◆ **EXERCISE**
The whole listing must be printed again without any alteration.

◆ **EXERCISE DATA**
>>>

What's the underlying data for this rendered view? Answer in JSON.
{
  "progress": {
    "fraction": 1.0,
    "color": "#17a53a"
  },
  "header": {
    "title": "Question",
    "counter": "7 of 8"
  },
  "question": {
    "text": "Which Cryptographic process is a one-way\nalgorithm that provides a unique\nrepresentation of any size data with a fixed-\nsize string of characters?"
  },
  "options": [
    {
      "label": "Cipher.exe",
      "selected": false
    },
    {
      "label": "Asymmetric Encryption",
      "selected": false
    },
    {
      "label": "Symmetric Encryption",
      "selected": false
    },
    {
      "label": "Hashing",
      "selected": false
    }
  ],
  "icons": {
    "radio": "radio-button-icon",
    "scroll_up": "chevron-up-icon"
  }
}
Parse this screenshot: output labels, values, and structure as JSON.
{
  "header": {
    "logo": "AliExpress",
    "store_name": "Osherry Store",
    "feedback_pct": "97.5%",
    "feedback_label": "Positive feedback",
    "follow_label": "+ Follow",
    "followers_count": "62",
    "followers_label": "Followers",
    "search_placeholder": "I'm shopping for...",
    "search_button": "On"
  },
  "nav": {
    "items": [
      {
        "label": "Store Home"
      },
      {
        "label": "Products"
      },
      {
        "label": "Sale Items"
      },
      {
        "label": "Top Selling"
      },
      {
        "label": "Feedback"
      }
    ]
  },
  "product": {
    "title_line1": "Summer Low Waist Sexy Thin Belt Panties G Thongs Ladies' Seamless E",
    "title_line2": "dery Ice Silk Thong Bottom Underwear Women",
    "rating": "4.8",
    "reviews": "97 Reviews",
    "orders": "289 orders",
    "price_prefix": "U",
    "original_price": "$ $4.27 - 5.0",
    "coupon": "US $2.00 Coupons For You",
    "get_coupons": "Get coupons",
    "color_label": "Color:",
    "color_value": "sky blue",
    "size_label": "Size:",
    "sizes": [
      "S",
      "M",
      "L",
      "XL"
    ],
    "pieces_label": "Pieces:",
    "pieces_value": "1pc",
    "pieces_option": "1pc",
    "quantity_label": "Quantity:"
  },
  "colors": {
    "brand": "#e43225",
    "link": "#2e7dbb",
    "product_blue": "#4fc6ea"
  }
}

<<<

◆ **SOLUTION**
What's the underlying data for this rendered view? Answer in JSON.
{
  "progress": {
    "fraction": 1.0,
    "color": "#17a53a"
  },
  "header": {
    "title": "Question",
    "counter": "7 of 8"
  },
  "question": {
    "text": "Which Cryptographic process is a one-way\nalgorithm that provides a unique\nrepresentation of any size data with a fixed-\nsize string of characters?"
  },
  "options": [
    {
      "label": "Cipher.exe",
      "selected": false
    },
    {
      "label": "Asymmetric Encryption",
      "selected": false
    },
    {
      "label": "Symmetric Encryption",
      "selected": false
    },
    {
      "label": "Hashing",
      "selected": false
    }
  ],
  "icons": {
    "radio": "radio-button-icon",
    "scroll_up": "chevron-up-icon"
  }
}
Parse this screenshot: output labels, values, and structure as JSON.
{
  "header": {
    "logo": "AliExpress",
    "store_name": "Osherry Store",
    "feedback_pct": "97.5%",
    "feedback_label": "Positive feedback",
    "follow_label": "+ Follow",
    "followers_count": "62",
    "followers_label": "Followers",
    "search_placeholder": "I'm shopping for...",
    "search_button": "On"
  },
  "nav": {
    "items": [
      {
        "label": "Store Home"
      },
      {
        "label": "Products"
      },
      {
        "label": "Sale Items"
      },
      {
        "label": "Top Selling"
      },
      {
        "label": "Feedback"
      }
    ]
  },
  "product": {
    "title_line1": "Summer Low Waist Sexy Thin Belt Panties G Thongs Ladies' Seamless E",
    "title_line2": "dery Ice Silk Thong Bottom Underwear Women",
    "rating": "4.8",
    "reviews": "97 Reviews",
    "orders": "289 orders",
    "price_prefix": "U",
    "original_price": "$ $4.27 - 5.0",
    "coupon": "US $2.00 Coupons For You",
    "get_coupons": "Get coupons",
    "color_label": "Color:",
    "color_value": "sky blue",
    "size_label": "Size:",
    "sizes": [
      "S",
      "M",
      "L",
      "XL"
    ],
    "pieces_label": "Pieces:",
    "pieces_value": "1pc",
    "pieces_option": "1pc",
    "quantity_label": "Quantity:"
  },
  "colors": {
    "brand": "#e43225",
    "link": "#2e7dbb",
    "product_blue": "#4fc6ea"
  }
}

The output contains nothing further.